Our lives are getting faster and faster. We are constantly distracted by diverse streams of email, social media and our “always on” work culture. We are too busy, too overloaded with information and too focused on the left side of our brains – the data and analytical side – to be creative.
In his new book “Too Fast to Think,” Chris Lewis, CEO of global agency Lewis, explains how modern life is suffocating the part of our brains where ideas come from.
“Quality thinking is not just about the presence of the positive. It’s also about the absence of the negative.”
What he learned from everybody he interviewed was that people are most creative when they were away from work, alone and not trying. This makes sense when we look at how creativity happens in our brains. Our subconscious processes information and problems without realizing it. When it comes up with a surprising solution, it bubbles up into our conscious brain, causing that lightning strike of inspiration.
“If the creative cycle is induction, incubation, inspiration and ignition in the ratio of 40/30/20/10, then 70 percent of the creative process actually occurs before people even think that they’re having an idea,” says Lewis. “So if people want to be creative and you liken it to a weekly cycle, they should read on Monday and Tuesday about the problem, go off and do something that they really enjoy for Wednesday and Thursday and then by Friday, they’d be hit with the epiphany.” Our brains are only open to subconscious thoughts when they are relaxed.
However, in today’s world our conscious minds are never allowed to be still. We check our email more than 100 times daily. The majority of us use our phones in the bathroom and we walk down the street either listening to podcasts or checking our social stream. Or both.

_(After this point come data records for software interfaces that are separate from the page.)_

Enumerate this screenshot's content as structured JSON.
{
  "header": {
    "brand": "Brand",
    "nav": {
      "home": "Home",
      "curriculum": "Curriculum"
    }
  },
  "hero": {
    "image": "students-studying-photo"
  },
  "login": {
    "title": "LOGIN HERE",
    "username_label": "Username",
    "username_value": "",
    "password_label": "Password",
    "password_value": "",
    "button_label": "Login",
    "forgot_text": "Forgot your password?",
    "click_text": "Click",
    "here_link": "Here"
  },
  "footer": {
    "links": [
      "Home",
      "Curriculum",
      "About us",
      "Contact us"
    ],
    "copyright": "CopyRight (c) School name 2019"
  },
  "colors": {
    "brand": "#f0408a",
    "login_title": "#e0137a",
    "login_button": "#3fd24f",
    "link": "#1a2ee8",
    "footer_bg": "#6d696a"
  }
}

“Creativity often speaks quietly. Silence is therefore to be enjoyed. Creativity also needs concentration. The quiet will stop you being interrupted. The enemies of this are multitasking and juggling.”
“Too Fast to Think” exposes how our current work practices, media culture and educational systems are detrimental to creativity and introspection. The speed and noise of modern life is undermining the clarity and quiet that is essential to powerful individual thought. Our best ideas are often generated when we are free to think diffusely in a quiet environment, which is why moments of inspiration so often occur in places completely separate from our offices – in the shower or during a quiet walk.
To reclaim creativity, “Too Fast to Think” teaches you how to retrain your brain to allow creative ideas to emerge before they are shut down by interruption, distraction or the self-doubt of your over-rational brain. This is essential reading for anyone who wants to maximize their creative potential, as well as that of their team. Supported by cutting-edge research from the University of the Arts London and insightful interviews with business leaders, academics, artists, politicians and psychologists, Chris Lewis takes a holistic approach to explaining the eight crucial traits that are inherently linked to creativity and innovation.
“This is the essence of the philosophy in “Too Fast to Think:” By taking the time to think through the direction and process, less energy and time is expended and goals are achieved faster. Even though it feels slower.”